> [TASK PROMPT] A complete and exact copy of the entries below is the expected result.
*****
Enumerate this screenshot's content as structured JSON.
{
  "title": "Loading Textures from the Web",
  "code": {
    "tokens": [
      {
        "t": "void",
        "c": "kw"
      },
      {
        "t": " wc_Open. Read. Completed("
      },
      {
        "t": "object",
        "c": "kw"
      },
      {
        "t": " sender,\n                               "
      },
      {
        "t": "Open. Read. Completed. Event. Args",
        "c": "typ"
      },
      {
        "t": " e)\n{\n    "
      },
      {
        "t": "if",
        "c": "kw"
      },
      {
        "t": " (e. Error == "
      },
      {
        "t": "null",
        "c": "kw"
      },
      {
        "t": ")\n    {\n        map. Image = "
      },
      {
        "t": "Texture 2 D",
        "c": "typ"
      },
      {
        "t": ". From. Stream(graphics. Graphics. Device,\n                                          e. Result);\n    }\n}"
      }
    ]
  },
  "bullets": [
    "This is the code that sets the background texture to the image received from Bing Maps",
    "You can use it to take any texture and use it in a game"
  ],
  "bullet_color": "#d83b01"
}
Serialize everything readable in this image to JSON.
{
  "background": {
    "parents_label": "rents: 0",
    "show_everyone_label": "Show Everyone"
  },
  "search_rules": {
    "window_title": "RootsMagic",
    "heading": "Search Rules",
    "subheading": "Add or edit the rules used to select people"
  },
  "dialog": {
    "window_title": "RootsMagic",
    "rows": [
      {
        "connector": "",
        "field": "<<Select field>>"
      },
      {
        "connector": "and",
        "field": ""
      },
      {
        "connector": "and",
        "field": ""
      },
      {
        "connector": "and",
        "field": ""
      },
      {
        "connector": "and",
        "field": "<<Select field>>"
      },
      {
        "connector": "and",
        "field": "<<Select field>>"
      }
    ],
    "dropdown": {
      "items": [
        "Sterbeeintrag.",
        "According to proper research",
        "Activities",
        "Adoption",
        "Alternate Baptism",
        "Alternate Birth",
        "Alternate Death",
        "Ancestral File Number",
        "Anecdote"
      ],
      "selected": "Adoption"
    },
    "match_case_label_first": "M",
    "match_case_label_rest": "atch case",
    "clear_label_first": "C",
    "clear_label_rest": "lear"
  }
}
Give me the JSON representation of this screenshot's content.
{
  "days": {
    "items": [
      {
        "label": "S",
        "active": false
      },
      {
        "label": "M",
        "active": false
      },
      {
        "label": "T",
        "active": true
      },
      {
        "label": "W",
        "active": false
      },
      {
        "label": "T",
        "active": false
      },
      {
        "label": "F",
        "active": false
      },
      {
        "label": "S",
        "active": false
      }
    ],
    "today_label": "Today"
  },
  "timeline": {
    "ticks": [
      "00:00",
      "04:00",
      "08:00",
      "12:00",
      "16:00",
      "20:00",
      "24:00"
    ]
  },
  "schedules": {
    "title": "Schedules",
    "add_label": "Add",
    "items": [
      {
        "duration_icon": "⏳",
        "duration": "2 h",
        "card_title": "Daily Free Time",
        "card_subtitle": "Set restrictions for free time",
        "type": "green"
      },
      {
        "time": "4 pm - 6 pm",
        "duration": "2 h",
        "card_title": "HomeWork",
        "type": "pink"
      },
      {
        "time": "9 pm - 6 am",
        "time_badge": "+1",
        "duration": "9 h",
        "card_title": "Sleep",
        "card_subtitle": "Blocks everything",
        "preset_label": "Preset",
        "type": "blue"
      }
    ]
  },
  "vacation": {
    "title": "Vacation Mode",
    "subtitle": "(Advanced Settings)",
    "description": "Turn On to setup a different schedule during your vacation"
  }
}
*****
> [RESULT OF THIS EXERCISE]
Enumerate this screenshot's content as structured JSON.
{
  "title": "Loading Textures from the Web",
  "code": {
    "tokens": [
      {
        "t": "void",
        "c": "kw"
      },
      {
        "t": " wc_Open. Read. Completed("
      },
      {
        "t": "object",
        "c": "kw"
      },
      {
        "t": " sender,\n                               "
      },
      {
        "t": "Open. Read. Completed. Event. Args",
        "c": "typ"
      },
      {
        "t": " e)\n{\n    "
      },
      {
        "t": "if",
        "c": "kw"
      },
      {
        "t": " (e. Error == "
      },
      {
        "t": "null",
        "c": "kw"
      },
      {
        "t": ")\n    {\n        map. Image = "
      },
      {
        "t": "Texture 2 D",
        "c": "typ"
      },
      {
        "t": ". From. Stream(graphics. Graphics. Device,\n                                          e. Result);\n    }\n}"
      }
    ]
  },
  "bullets": [
    "This is the code that sets the background texture to the image received from Bing Maps",
    "You can use it to take any texture and use it in a game"
  ],
  "bullet_color": "#d83b01"
}
Serialize everything readable in this image to JSON.
{
  "background": {
    "parents_label": "rents: 0",
    "show_everyone_label": "Show Everyone"
  },
  "search_rules": {
    "window_title": "RootsMagic",
    "heading": "Search Rules",
    "subheading": "Add or edit the rules used to select people"
  },
  "dialog": {
    "window_title": "RootsMagic",
    "rows": [
      {
        "connector": "",
        "field": "<<Select field>>"
      },
      {
        "connector": "and",
        "field": ""
      },
      {
        "connector": "and",
        "field": ""
      },
      {
        "connector": "and",
        "field": ""
      },
      {
        "connector": "and",
        "field": "<<Select field>>"
      },
      {
        "connector": "and",
        "field": "<<Select field>>"
      }
    ],
    "dropdown": {
      "items": [
        "Sterbeeintrag.",
        "According to proper research",
        "Activities",
        "Adoption",
        "Alternate Baptism",
        "Alternate Birth",
        "Alternate Death",
        "Ancestral File Number",
        "Anecdote"
      ],
      "selected": "Adoption"
    },
    "match_case_label_first": "M",
    "match_case_label_rest": "atch case",
    "clear_label_first": "C",
    "clear_label_rest": "lear"
  }
}
Give me the JSON representation of this screenshot's content.
{
  "days": {
    "items": [
      {
        "label": "S",
        "active": false
      },
      {
        "label": "M",
        "active": false
      },
      {
        "label": "T",
        "active": true
      },
      {
        "label": "W",
        "active": false
      },
      {
        "label": "T",
        "active": false
      },
      {
        "label": "F",
        "active": false
      },
      {
        "label": "S",
        "active": false
      }
    ],
    "today_label": "Today"
  },
  "timeline": {
    "ticks": [
      "00:00",
      "04:00",
      "08:00",
      "12:00",
      "16:00",
      "20:00",
      "24:00"
    ]
  },
  "schedules": {
    "title": "Schedules",
    "add_label": "Add",
    "items": [
      {
        "duration_icon": "⏳",
        "duration": "2 h",
        "card_title": "Daily Free Time",
        "card_subtitle": "Set restrictions for free time",
        "type": "green"
      },
      {
        "time": "4 pm - 6 pm",
        "duration": "2 h",
        "card_title": "HomeWork",
        "type": "pink"
      },
      {
        "time": "9 pm - 6 am",
        "time_badge": "+1",
        "duration": "9 h",
        "card_title": "Sleep",
        "card_subtitle": "Blocks everything",
        "preset_label": "Preset",
        "type": "blue"
      }
    ]
  },
  "vacation": {
    "title": "Vacation Mode",
    "subtitle": "(Advanced Settings)",
    "description": "Turn On to setup a different schedule during your vacation"
  }
}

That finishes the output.